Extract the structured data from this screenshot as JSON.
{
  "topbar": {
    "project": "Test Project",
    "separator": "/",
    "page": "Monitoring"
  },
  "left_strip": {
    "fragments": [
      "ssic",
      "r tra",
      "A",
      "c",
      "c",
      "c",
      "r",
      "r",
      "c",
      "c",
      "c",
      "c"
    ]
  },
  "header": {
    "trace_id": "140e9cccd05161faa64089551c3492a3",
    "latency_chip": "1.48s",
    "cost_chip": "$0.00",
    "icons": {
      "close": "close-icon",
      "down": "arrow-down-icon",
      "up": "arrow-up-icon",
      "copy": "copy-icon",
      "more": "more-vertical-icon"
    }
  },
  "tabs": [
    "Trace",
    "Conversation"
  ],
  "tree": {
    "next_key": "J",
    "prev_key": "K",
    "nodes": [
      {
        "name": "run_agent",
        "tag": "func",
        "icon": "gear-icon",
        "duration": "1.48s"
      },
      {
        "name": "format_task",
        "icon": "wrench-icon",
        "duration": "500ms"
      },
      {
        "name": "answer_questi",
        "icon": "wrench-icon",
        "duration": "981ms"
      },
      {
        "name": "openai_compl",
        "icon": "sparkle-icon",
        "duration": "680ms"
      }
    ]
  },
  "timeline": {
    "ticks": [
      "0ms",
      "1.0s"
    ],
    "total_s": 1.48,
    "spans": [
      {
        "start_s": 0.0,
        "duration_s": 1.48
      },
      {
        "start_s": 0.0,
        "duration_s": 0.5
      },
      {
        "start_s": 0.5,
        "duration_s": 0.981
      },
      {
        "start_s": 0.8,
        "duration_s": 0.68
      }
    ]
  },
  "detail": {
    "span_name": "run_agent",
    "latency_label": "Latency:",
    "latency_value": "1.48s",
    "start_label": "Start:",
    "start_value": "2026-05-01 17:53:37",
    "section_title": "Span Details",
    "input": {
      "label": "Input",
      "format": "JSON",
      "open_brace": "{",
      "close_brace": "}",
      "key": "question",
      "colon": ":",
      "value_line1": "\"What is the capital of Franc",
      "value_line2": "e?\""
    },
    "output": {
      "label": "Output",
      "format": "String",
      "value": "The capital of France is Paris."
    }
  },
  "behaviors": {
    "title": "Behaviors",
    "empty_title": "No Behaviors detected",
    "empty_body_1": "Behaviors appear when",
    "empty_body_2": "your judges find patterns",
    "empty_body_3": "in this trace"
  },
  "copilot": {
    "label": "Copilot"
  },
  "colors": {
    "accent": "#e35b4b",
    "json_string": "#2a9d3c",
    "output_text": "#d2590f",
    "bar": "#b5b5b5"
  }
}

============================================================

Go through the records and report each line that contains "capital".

      "value_line1": "\"What is the capital of Franc",
      "value": "The capital of France is Paris."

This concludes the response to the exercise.